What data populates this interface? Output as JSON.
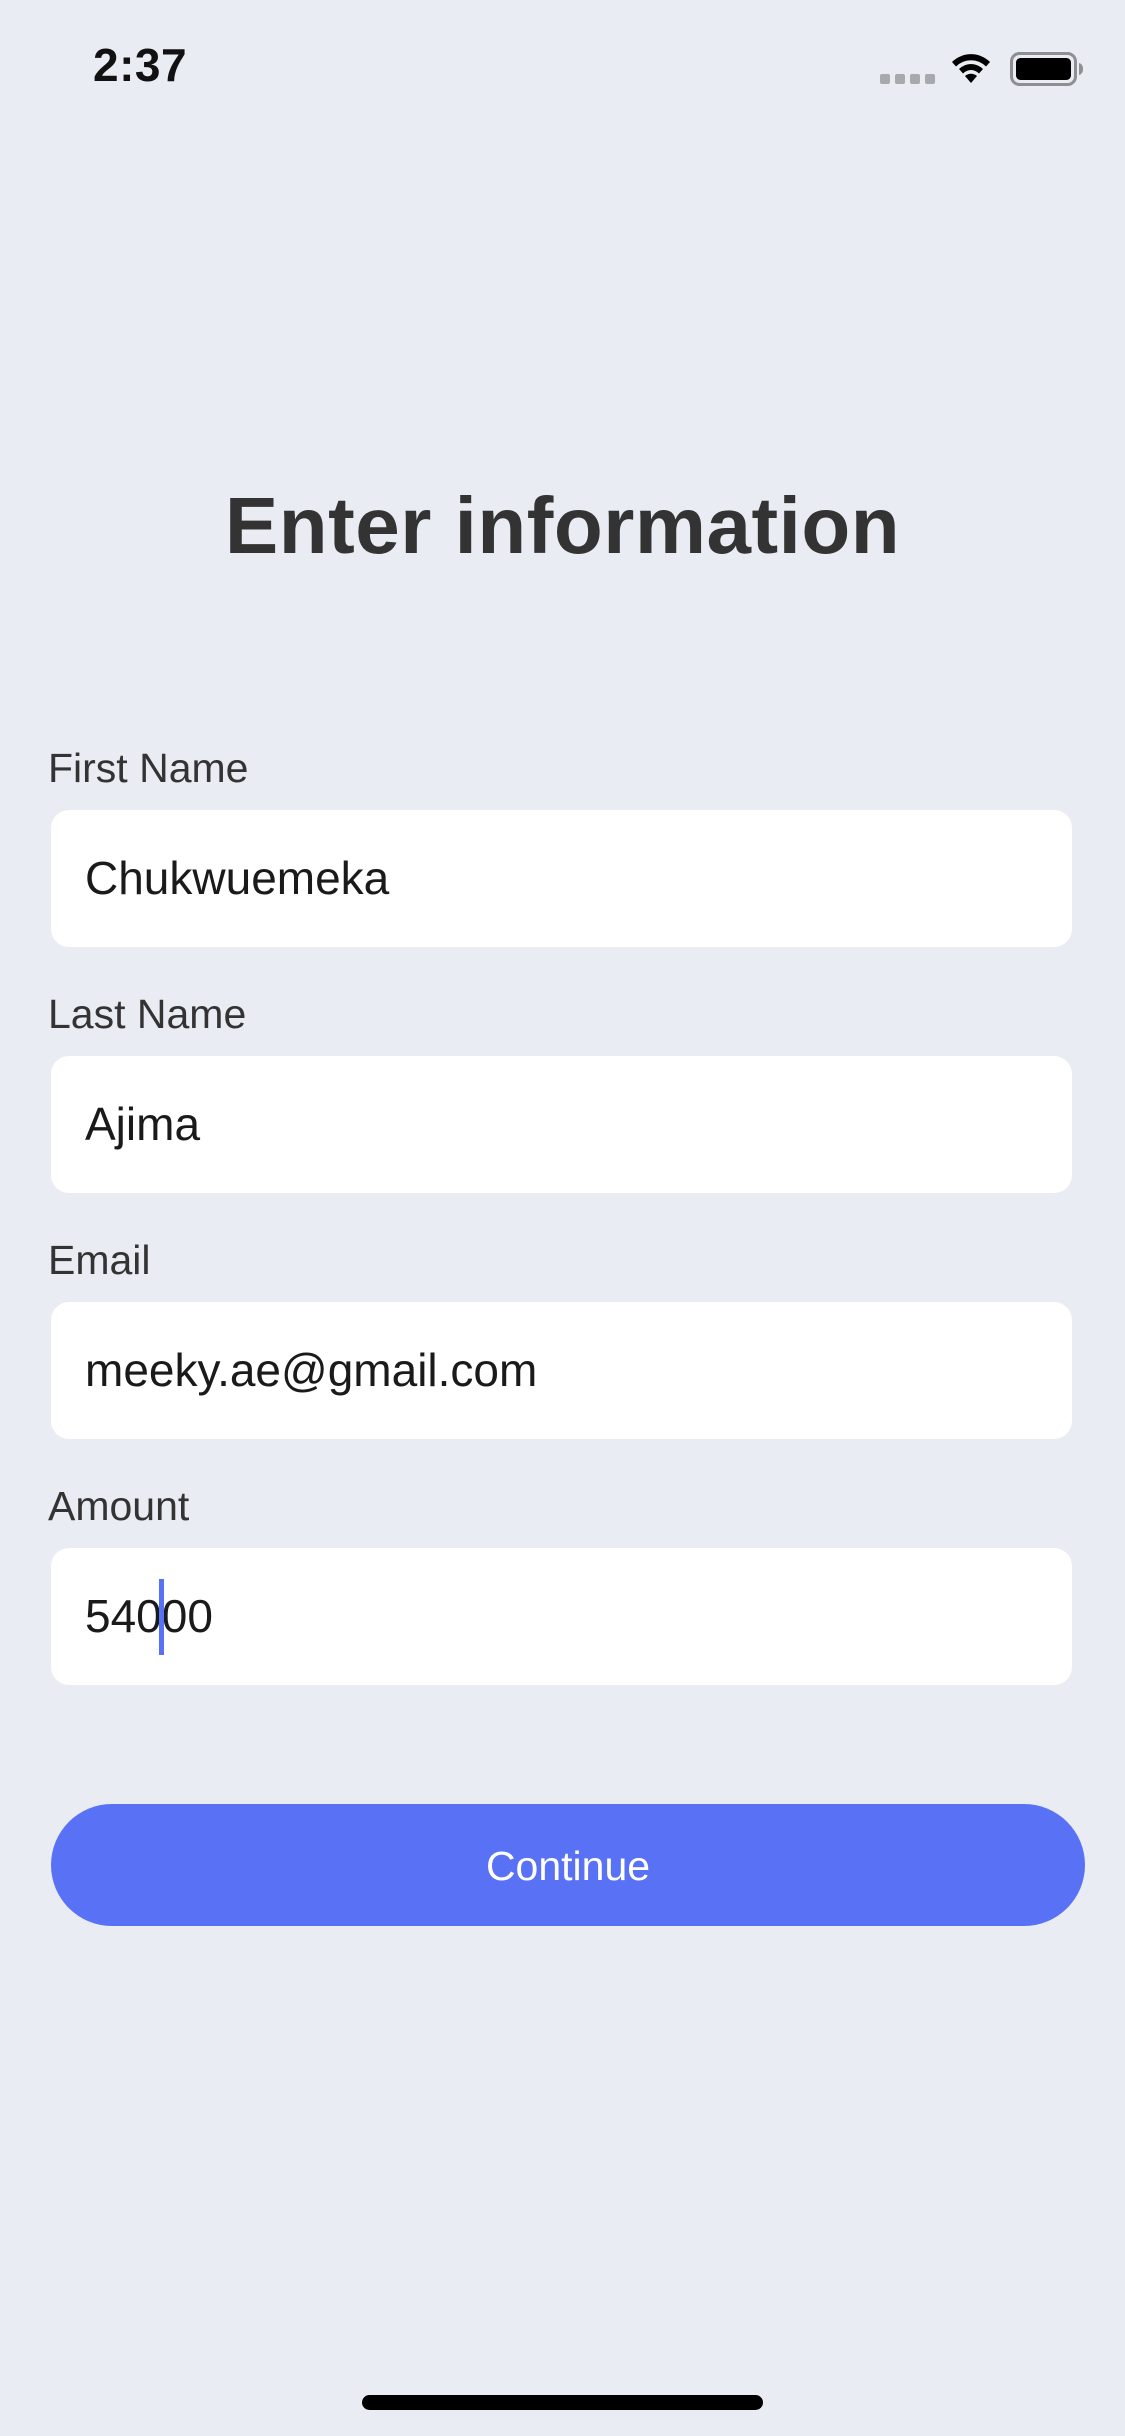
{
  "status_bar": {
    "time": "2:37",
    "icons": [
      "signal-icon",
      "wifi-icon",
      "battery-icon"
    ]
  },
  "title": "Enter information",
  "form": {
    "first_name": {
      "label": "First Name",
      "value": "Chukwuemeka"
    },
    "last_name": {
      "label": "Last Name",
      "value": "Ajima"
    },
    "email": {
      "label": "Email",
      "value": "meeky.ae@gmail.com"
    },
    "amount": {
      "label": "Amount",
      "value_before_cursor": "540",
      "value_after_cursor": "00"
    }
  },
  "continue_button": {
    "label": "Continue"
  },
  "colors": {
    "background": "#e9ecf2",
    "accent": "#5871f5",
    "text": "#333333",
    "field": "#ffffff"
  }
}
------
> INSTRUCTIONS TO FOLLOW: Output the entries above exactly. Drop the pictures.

> RESPONSE AREA:
What data populates this interface? Output as JSON.
{
  "status_bar": {
    "time": "2:37",
    "icons": [
      "signal-icon",
      "wifi-icon",
      "battery-icon"
    ]
  },
  "title": "Enter information",
  "form": {
    "first_name": {
      "label": "First Name",
      "value": "Chukwuemeka"
    },
    "last_name": {
      "label": "Last Name",
      "value": "Ajima"
    },
    "email": {
      "label": "Email",
      "value": "meeky.ae@gmail.com"
    },
    "amount": {
      "label": "Amount",
      "value_before_cursor": "540",
      "value_after_cursor": "00"
    }
  },
  "continue_button": {
    "label": "Continue"
  },
  "colors": {
    "background": "#e9ecf2",
    "accent": "#5871f5",
    "text": "#333333",
    "field": "#ffffff"
  }
}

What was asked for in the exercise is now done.